In your copy of the data, omit the pictures and keep all else exactly as given.
========================
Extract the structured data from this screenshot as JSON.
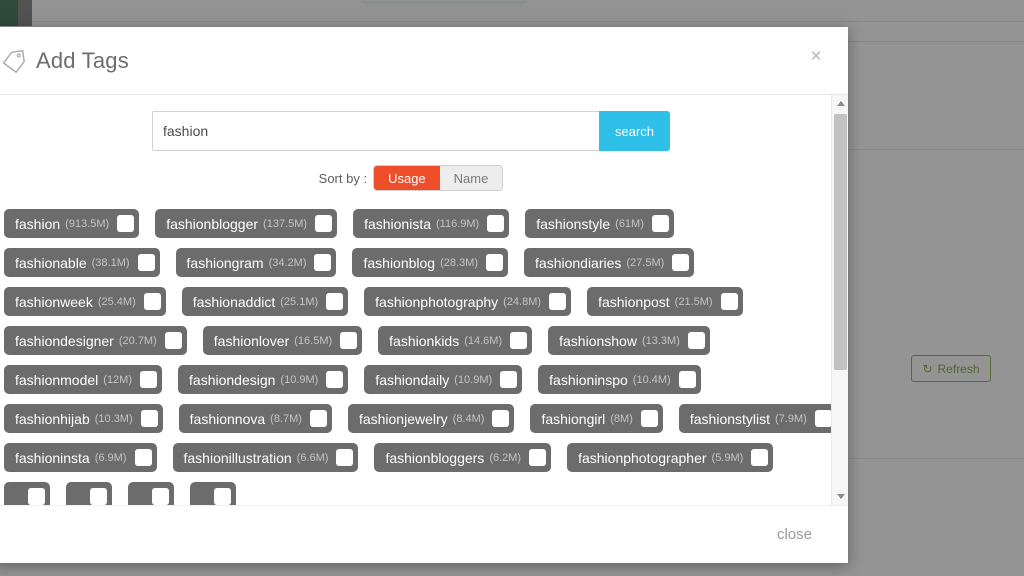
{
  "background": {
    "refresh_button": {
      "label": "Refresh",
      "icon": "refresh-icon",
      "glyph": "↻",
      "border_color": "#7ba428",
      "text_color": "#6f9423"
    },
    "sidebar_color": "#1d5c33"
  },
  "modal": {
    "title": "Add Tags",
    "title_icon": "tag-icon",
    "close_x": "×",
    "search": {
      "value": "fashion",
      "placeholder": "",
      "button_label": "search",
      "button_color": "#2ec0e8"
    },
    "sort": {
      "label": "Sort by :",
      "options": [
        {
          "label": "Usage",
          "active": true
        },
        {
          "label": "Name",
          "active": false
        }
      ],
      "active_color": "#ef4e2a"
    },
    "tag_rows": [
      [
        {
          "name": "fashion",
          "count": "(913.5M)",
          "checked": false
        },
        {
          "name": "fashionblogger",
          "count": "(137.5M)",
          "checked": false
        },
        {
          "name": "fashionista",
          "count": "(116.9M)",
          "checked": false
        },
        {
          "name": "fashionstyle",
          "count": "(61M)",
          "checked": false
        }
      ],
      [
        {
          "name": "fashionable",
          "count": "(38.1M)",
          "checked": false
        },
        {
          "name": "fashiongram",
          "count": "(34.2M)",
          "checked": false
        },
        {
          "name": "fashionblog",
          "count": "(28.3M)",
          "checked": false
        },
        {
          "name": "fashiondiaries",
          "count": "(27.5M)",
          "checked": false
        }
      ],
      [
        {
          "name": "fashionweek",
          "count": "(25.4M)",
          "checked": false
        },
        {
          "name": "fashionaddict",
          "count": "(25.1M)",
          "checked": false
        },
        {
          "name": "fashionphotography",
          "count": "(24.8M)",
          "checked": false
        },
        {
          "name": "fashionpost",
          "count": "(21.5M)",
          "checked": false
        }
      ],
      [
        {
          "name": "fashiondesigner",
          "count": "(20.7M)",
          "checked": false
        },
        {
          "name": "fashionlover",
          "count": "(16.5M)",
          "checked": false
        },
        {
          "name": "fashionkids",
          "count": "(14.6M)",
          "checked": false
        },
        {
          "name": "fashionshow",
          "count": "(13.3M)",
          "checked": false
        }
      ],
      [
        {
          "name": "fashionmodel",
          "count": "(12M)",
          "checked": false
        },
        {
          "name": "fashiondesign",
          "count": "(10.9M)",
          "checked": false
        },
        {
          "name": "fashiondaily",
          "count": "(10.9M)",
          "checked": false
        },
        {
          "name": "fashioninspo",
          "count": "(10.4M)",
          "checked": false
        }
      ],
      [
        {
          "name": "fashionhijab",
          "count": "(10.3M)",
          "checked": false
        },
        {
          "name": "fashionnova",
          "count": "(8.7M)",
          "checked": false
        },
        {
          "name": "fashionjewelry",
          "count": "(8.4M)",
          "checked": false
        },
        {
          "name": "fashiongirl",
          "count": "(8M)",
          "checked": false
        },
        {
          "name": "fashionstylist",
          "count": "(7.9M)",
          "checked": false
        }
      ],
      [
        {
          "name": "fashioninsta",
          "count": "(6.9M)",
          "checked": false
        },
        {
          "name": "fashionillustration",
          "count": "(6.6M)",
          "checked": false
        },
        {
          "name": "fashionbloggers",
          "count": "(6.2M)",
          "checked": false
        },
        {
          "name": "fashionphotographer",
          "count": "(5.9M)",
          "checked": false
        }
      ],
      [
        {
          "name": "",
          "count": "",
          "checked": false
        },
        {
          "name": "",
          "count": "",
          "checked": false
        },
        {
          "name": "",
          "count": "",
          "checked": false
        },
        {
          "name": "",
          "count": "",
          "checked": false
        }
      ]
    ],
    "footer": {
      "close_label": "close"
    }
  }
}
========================
__Solved problem__
Extract the structured data from this screenshot as JSON.
{
  "background": {
    "refresh_button": {
      "label": "Refresh",
      "icon": "refresh-icon",
      "glyph": "↻",
      "border_color": "#7ba428",
      "text_color": "#6f9423"
    },
    "sidebar_color": "#1d5c33"
  },
  "modal": {
    "title": "Add Tags",
    "title_icon": "tag-icon",
    "close_x": "×",
    "search": {
      "value": "fashion",
      "placeholder": "",
      "button_label": "search",
      "button_color": "#2ec0e8"
    },
    "sort": {
      "label": "Sort by :",
      "options": [
        {
          "label": "Usage",
          "active": true
        },
        {
          "label": "Name",
          "active": false
        }
      ],
      "active_color": "#ef4e2a"
    },
    "tag_rows": [
      [
        {
          "name": "fashion",
          "count": "(913.5M)",
          "checked": false
        },
        {
          "name": "fashionblogger",
          "count": "(137.5M)",
          "checked": false
        },
        {
          "name": "fashionista",
          "count": "(116.9M)",
          "checked": false
        },
        {
          "name": "fashionstyle",
          "count": "(61M)",
          "checked": false
        }
      ],
      [
        {
          "name": "fashionable",
          "count": "(38.1M)",
          "checked": false
        },
        {
          "name": "fashiongram",
          "count": "(34.2M)",
          "checked": false
        },
        {
          "name": "fashionblog",
          "count": "(28.3M)",
          "checked": false
        },
        {
          "name": "fashiondiaries",
          "count": "(27.5M)",
          "checked": false
        }
      ],
      [
        {
          "name": "fashionweek",
          "count": "(25.4M)",
          "checked": false
        },
        {
          "name": "fashionaddict",
          "count": "(25.1M)",
          "checked": false
        },
        {
          "name": "fashionphotography",
          "count": "(24.8M)",
          "checked": false
        },
        {
          "name": "fashionpost",
          "count": "(21.5M)",
          "checked": false
        }
      ],
      [
        {
          "name": "fashiondesigner",
          "count": "(20.7M)",
          "checked": false
        },
        {
          "name": "fashionlover",
          "count": "(16.5M)",
          "checked": false
        },
        {
          "name": "fashionkids",
          "count": "(14.6M)",
          "checked": false
        },
        {
          "name": "fashionshow",
          "count": "(13.3M)",
          "checked": false
        }
      ],
      [
        {
          "name": "fashionmodel",
          "count": "(12M)",
          "checked": false
        },
        {
          "name": "fashiondesign",
          "count": "(10.9M)",
          "checked": false
        },
        {
          "name": "fashiondaily",
          "count": "(10.9M)",
          "checked": false
        },
        {
          "name": "fashioninspo",
          "count": "(10.4M)",
          "checked": false
        }
      ],
      [
        {
          "name": "fashionhijab",
          "count": "(10.3M)",
          "checked": false
        },
        {
          "name": "fashionnova",
          "count": "(8.7M)",
          "checked": false
        },
        {
          "name": "fashionjewelry",
          "count": "(8.4M)",
          "checked": false
        },
        {
          "name": "fashiongirl",
          "count": "(8M)",
          "checked": false
        },
        {
          "name": "fashionstylist",
          "count": "(7.9M)",
          "checked": false
        }
      ],
      [
        {
          "name": "fashioninsta",
          "count": "(6.9M)",
          "checked": false
        },
        {
          "name": "fashionillustration",
          "count": "(6.6M)",
          "checked": false
        },
        {
          "name": "fashionbloggers",
          "count": "(6.2M)",
          "checked": false
        },
        {
          "name": "fashionphotographer",
          "count": "(5.9M)",
          "checked": false
        }
      ],
      [
        {
          "name": "",
          "count": "",
          "checked": false
        },
        {
          "name": "",
          "count": "",
          "checked": false
        },
        {
          "name": "",
          "count": "",
          "checked": false
        },
        {
          "name": "",
          "count": "",
          "checked": false
        }
      ]
    ],
    "footer": {
      "close_label": "close"
    }
  }
}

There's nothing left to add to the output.